Colorado State University
Dr. Ursula Quillmann has been teaching NR150-Oceanography (enrollment 340 students) since the Fall 2011. She developed the class NR370-Coastal Environmental Ecology (enrollment 15 students) and has been teaching this course since the Fall 2013. She receives high student ratings in her classes and was nominated for Best Teacher Award presented by the Colorado State University Alumni Association.

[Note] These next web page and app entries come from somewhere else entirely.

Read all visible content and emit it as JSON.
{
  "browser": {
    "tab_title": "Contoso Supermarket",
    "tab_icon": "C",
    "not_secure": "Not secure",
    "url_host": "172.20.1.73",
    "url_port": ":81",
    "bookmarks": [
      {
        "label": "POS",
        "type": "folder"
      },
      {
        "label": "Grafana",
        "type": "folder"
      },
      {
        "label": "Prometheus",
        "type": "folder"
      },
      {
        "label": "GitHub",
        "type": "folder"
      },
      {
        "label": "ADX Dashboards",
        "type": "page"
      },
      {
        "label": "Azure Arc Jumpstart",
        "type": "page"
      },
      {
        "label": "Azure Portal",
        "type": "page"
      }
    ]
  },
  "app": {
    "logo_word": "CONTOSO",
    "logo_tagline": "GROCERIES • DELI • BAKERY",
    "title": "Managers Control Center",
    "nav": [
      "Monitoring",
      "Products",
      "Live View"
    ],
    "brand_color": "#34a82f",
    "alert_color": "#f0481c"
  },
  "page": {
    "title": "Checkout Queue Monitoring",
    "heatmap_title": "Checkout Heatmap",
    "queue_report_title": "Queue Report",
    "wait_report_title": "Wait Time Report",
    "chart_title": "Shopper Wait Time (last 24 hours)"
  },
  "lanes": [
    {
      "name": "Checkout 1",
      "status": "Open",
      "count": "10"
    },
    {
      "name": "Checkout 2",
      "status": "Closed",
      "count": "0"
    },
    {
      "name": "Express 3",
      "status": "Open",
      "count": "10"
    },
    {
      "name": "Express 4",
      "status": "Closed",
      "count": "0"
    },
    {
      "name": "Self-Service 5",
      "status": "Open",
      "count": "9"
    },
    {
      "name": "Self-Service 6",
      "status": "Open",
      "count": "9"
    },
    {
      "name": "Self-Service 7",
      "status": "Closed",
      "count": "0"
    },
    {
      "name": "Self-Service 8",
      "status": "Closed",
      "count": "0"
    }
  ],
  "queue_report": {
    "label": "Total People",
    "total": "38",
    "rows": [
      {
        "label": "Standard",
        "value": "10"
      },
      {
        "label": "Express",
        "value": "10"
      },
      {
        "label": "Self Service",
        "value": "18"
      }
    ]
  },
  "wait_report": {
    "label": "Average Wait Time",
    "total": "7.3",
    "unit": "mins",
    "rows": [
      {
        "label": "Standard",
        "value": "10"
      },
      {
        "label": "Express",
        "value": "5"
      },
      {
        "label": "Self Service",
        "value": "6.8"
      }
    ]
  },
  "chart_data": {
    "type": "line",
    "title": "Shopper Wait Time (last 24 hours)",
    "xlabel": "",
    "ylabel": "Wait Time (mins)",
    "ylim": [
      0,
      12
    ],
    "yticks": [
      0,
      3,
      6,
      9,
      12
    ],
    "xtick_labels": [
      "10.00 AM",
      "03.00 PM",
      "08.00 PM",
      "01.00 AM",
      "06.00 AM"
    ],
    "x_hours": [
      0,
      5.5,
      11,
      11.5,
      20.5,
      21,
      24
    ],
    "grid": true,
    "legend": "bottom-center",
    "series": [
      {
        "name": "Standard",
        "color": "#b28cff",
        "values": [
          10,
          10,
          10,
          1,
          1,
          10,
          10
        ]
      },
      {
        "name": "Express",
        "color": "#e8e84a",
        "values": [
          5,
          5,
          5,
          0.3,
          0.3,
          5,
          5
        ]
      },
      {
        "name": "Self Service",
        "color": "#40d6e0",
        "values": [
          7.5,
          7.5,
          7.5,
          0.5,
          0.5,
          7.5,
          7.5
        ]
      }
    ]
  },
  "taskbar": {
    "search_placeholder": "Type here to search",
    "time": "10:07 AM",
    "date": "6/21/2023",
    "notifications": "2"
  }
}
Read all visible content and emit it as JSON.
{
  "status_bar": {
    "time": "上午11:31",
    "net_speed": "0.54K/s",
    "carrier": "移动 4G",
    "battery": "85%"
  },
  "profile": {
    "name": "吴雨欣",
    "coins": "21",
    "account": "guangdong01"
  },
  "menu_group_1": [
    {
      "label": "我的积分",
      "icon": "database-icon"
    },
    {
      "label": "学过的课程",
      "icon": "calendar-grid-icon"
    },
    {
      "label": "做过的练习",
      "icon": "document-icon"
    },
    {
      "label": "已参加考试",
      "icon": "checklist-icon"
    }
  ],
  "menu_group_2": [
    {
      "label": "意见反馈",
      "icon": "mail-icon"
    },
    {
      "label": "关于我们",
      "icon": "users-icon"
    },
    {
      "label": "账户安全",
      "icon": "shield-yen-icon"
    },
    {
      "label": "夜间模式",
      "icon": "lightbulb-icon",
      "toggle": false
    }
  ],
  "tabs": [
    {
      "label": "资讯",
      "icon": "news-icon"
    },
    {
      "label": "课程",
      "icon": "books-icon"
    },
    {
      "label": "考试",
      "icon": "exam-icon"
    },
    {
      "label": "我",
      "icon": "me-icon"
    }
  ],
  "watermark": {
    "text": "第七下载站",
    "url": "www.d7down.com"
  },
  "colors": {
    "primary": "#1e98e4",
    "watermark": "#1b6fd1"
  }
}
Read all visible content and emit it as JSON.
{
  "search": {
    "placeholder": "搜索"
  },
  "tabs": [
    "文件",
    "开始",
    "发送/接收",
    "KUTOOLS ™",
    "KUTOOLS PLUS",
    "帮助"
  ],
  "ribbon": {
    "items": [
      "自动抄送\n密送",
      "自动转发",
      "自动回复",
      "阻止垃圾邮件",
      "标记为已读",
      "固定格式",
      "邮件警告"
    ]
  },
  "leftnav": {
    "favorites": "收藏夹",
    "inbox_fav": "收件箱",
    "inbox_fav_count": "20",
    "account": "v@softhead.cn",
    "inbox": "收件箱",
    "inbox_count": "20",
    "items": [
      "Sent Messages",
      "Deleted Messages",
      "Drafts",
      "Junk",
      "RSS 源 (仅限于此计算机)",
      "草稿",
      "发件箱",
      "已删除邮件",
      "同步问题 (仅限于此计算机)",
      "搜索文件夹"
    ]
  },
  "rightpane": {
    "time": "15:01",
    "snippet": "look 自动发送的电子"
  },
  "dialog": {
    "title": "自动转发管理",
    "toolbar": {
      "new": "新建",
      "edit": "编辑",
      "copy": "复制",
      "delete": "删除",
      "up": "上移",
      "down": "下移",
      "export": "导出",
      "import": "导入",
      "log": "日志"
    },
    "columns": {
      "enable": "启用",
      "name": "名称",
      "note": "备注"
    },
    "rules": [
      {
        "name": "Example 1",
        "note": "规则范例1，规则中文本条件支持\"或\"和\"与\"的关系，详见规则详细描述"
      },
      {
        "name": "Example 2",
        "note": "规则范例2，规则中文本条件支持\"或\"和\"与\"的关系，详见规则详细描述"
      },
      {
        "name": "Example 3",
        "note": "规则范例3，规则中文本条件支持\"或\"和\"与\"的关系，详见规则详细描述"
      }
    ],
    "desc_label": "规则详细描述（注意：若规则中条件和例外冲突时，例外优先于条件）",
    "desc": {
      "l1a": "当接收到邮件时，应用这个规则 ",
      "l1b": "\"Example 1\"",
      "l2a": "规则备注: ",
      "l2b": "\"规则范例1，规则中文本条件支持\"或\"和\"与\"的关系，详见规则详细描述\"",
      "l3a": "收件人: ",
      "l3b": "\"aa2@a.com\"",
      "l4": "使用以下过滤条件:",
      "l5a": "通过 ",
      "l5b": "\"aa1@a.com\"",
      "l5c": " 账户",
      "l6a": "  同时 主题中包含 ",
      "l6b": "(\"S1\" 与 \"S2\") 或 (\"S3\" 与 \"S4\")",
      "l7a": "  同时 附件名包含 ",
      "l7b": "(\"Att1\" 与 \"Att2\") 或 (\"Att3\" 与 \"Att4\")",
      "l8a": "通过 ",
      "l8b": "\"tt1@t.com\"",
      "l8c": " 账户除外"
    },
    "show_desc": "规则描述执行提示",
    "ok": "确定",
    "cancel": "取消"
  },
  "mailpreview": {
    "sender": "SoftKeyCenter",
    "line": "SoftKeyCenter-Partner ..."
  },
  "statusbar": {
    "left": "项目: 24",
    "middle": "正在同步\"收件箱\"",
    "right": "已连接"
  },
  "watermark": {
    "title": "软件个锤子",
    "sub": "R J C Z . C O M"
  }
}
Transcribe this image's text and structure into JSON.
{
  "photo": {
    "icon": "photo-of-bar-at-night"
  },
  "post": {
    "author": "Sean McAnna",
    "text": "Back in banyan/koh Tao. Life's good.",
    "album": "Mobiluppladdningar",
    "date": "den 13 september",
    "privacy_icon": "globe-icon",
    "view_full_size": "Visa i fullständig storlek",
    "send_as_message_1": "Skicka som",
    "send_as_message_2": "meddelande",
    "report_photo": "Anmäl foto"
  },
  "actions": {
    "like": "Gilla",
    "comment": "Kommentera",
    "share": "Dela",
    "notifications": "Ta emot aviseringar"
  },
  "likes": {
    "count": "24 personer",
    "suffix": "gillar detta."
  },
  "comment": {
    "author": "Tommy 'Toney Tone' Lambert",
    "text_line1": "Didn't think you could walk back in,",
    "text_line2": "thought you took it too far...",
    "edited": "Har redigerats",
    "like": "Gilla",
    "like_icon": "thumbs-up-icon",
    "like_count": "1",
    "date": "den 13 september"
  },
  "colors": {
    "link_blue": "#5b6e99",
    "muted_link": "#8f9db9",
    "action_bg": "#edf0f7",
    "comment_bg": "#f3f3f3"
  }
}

Ursula’s research is in paleoceanography with emphasis on past abrupt climate changes. The ocean and climate are a coupled system, and the ocean influences the climate by storing and transporting heat. As human actions continue to change the Earth’s climate at an alarming rate, it is important to understand past climate changes prior to human influence. Once we gained insight how the Earth’s climate system naturally has worked on its own in the past, we can better understand present and future climate changes. Ursula analyzes ocean sediments because they record the signal of past environmental changes. By analyzing ocean sediments Ursula aims to understand more about past ocean circulation and climate since the last ice age. She specializes in ocean biogeochemistry, stable isotopes and trace and minor elements in biogenic calcium carbonate of foraminifera (microscopic marine protozoa), and past ecological changes.
In recent years, she has become more involved in modern oceanography and realized the pressing need to protect our ocean and to protect the unique ecosystems and animals living in the ocean. She is looking forward to be representing CSU on the SAS academic voyage and sharing her passion and her love for our ocean and our environment.